Dear Governor Romney,
When Representative Todd Akin gave his now “infamous” reply to a question about rape and abortion, there is no doubt that he fumbled the ball badly. His use of the term “legitimate rape” was confusing at best, and his belief that a women’s body shuts down during a rape shows a gross lack of information.
As has happened in the past, the Republicans panicked, and within a matter of hours, you and virtually all well-known Republican politicians and conservative radio hosts condemned his words and declared that he should withdraw from the Missouri Senate race. The RNC vowed to cut off all financial aid to his campaign. Your running mate Paul Ryan even called him personally to ask him to step aside. Akin had quickly become a persona non grata, and when he chose to stay in the race, he then became a pariah in his own party.
It did not take long for Republicans to point out that your official position was that abortion is generally wrong, but in the cases of rape and incest, then it is a valid option. And this is where you show not only a great lack of information but also a willingness to accept the premises of the pro-abortion industry. What are those premises? Bioethicist Andrew Varga summarizes the argument for abortions for rape or incest victims:
It is argued that in these tragic cases the great value of the mental health of a woman who becomes pregnant as a result of rape or incest can best be safe-guarded by abortion. It is also said that a pregnancy caused by rape or incest is the result of a grave injustice and that the victim should not be obliged to carry the fetus to viability. This would keep reminding her for nine months of the violence committed against her and would just increase her mental anguish. It is reasoned that the value of the woman’s mental health is greater than the value of the fetus. In addition, it is maintained that the fetus is an aggressor against the woman’s integrity and personal life; it is only just and morally defensible to repel an aggressor, even by killing him if that is the only way to defend personal and human values. It is concluded, then, that abortion is justified in these cases.
Governor Romney, the first premise you accept is that abortion will somehow “save” the victim’s mental health. Dr. David Reardon, in his article Rape, Incest and Abortion: Searching Beyond the Myths, writes:
Many women report that their abortions felt like a degrading and brutal form of medical rape . . . a painful examination of a woman’s sexual organs by a masked stranger who is invading her body . . . while she lies there, tense and helpless, the life hidden within her literally sucked out of her womb. The difference? In a sexual rape, a woman is robbed of her purity; in this medical rape she is robbed of her maternity . . . after any abortion, it is common for women to feel guilt, depression, feelings of being ‘dirty,’ resentment of men, and lowered self-esteem . . . these feelings are identical to what women typically feel after rape. Abortion, then, only adds to and accentuates the traumatic feelings associated with sexual assault.

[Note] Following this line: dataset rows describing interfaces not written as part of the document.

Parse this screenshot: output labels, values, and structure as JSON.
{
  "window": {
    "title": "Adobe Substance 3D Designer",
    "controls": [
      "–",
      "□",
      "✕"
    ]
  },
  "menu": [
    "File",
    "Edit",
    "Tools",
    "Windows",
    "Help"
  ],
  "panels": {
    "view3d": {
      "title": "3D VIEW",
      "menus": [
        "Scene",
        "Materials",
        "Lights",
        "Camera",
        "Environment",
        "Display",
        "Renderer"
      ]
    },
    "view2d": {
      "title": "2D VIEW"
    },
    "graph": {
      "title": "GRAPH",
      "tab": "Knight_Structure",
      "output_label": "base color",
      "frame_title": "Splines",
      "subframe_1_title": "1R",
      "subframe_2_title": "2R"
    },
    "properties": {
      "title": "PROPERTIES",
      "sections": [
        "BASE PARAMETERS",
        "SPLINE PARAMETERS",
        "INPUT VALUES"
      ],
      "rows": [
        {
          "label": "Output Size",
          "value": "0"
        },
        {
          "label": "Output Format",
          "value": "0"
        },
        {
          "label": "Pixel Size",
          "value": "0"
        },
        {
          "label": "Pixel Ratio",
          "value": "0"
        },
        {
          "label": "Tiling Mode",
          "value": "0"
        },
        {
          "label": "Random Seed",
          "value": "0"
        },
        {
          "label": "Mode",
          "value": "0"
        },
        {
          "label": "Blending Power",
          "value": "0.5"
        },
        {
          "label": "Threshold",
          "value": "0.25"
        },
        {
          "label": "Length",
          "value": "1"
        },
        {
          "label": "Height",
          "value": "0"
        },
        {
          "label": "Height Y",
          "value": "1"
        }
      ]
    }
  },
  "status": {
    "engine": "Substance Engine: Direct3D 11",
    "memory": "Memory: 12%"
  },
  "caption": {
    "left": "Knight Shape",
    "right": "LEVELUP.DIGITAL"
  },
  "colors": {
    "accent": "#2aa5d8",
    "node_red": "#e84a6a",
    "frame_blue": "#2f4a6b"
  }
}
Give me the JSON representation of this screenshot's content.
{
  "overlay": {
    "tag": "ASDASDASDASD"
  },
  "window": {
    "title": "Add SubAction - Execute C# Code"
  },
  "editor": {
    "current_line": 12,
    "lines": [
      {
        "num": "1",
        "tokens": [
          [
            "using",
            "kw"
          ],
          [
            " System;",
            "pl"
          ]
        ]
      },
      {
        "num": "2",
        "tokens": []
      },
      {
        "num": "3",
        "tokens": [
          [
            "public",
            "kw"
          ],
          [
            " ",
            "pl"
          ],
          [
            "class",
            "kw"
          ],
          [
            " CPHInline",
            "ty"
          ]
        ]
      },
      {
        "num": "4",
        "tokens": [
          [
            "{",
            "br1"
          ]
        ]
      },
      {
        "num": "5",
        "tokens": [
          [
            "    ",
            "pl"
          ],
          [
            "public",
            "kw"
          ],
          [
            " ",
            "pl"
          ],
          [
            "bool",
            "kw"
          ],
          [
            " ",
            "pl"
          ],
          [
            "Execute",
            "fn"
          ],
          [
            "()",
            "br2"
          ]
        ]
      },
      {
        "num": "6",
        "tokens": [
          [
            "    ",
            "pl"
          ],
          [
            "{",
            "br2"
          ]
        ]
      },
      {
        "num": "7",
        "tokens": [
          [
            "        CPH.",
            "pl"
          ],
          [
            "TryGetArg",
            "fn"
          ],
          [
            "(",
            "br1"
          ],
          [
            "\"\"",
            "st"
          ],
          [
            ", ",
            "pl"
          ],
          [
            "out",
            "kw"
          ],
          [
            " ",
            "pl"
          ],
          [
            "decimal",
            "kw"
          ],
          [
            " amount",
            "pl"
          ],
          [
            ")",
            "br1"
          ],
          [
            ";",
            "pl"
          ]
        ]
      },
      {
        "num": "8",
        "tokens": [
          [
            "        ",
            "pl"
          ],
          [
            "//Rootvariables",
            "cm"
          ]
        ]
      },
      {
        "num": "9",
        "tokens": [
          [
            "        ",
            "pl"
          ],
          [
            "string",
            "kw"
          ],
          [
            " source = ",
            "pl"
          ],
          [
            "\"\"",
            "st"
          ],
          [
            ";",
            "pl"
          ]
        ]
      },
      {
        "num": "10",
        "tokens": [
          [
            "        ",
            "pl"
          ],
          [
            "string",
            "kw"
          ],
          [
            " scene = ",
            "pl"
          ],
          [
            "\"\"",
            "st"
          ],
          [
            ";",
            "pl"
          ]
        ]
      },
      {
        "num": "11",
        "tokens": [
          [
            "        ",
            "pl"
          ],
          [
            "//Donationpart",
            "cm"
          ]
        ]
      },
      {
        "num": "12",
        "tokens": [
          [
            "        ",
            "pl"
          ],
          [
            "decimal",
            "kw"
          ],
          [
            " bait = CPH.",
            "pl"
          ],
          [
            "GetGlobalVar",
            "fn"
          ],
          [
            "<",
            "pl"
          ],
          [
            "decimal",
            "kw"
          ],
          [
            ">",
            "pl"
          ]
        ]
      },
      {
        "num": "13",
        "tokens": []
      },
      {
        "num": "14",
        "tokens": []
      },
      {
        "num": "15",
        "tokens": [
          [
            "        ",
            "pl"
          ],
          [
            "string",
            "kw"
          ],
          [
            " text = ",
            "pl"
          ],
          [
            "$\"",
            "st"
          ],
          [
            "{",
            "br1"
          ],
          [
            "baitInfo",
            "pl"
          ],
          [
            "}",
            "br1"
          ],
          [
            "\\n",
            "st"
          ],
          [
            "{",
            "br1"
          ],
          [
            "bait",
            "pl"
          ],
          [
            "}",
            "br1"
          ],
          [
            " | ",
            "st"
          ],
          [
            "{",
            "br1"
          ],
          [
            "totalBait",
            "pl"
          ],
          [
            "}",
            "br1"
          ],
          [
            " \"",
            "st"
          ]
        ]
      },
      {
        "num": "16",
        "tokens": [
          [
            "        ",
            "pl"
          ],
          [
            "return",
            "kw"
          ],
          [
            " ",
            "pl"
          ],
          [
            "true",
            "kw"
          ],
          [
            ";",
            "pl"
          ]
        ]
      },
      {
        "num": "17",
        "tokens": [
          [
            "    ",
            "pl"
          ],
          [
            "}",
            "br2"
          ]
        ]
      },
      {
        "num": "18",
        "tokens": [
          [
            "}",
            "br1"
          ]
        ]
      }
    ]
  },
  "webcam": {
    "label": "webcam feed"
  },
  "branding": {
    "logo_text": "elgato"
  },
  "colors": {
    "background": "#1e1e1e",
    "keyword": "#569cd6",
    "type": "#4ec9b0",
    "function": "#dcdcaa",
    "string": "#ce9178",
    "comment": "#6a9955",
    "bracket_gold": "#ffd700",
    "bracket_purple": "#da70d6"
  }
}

One rape victim wrote about her abortion: “Nobody told me about the pain I would feel deep within causing nightmares and deep depressions. They had all told me that after the abortion I could continue my life as if nothing had happened.” Thousands of women report similar feelings. Governor, have you read their stories? Have you met with some of these women? Perhaps you should.
But you might protest that surely abortion helps the child who is impregnated through incest. Are you sure? Did you know that such victims rarely choose abortion? Why? Because they see this as an opportunity to expose the incestuous relationship. For the abuser, this is a threat to him and the family “secret.” So he and the family force the victim to have the abortion. A thirty-seven-year-old woman writes about her abortion at age twelve after she had been impregnated by her stepfather:
Throughout the years I have been depressed, suicidal, furious, outraged, lonely, and have felt a sense of loss . . . The abortion which was to “be in my best interest” just has not been. As far as I can tell, it only “saved their reputations,” “solved their problems,” and “allowed their lives to go merrily on.” My daughter, how I miss her so. I miss her regardless of the reason for her conception.
The second premise that you accept, Governor, is that the unborn child is an aggressor. Francis J. Beckwith, writing in the Christian Research Journal, clearly refutes this notion: “It is the rapist who is the aggressor. The unborn entity is just as much an innocent victim as its mother. Hence abortion cannot be justified on the basis that the unborn is an aggressor.”
Finally, Governor, by having a rape and incest exception, you assume that the unborn child is not quite human. For if the child is fully human, then it cannot be killed to supposedly ease the mental suffering of the mother. As ethicist and theologian Dr. Michael Bauman declares, “A child does not lose its right to life simply because its father or its mother was a sexual criminal or deviant.”
Governor Romney, a woman who conceives through rape deserves all the love and compassion a society can give her. What she doesn’t need is a knee-jerk reaction that unquestioningly accepts the premise that the only way to help her is to encourage her to kill an innocent unborn child. That is not a true pro-life position. How ironic that Todd Akin, the man savaged by his own party, is more pro-life than you are.